> [Task]:
Exact copy, no pictures: output all the records that follow.

> [Records for this exercise]:
---

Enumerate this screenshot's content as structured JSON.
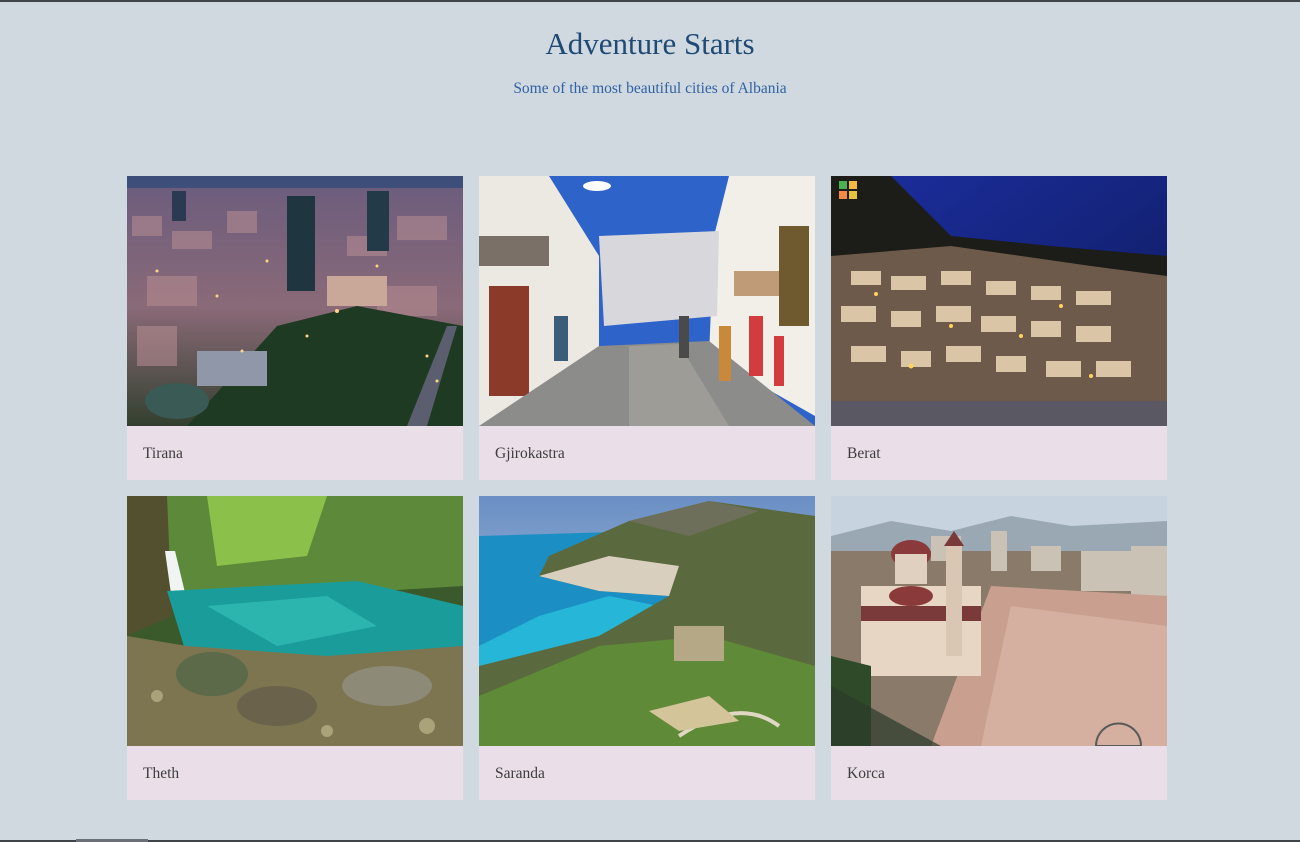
{
  "header": {
    "title": "Adventure Starts",
    "subtitle": "Some of the most beautiful cities of Albania"
  },
  "cards": [
    {
      "label": "Tirana",
      "photo": "city-night-aerial"
    },
    {
      "label": "Gjirokastra",
      "photo": "old-town-street"
    },
    {
      "label": "Berat",
      "photo": "hillside-houses-night"
    },
    {
      "label": "Theth",
      "photo": "waterfall-pool"
    },
    {
      "label": "Saranda",
      "photo": "coastal-bay"
    },
    {
      "label": "Korca",
      "photo": "cathedral-square"
    }
  ]
}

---

> [Answer box]:
Enumerate this screenshot's content as structured JSON.
{
  "header": {
    "title": "Adventure Starts",
    "subtitle": "Some of the most beautiful cities of Albania"
  },
  "cards": [
    {
      "label": "Tirana",
      "photo": "city-night-aerial"
    },
    {
      "label": "Gjirokastra",
      "photo": "old-town-street"
    },
    {
      "label": "Berat",
      "photo": "hillside-houses-night"
    },
    {
      "label": "Theth",
      "photo": "waterfall-pool"
    },
    {
      "label": "Saranda",
      "photo": "coastal-bay"
    },
    {
      "label": "Korca",
      "photo": "cathedral-square"
    }
  ]
}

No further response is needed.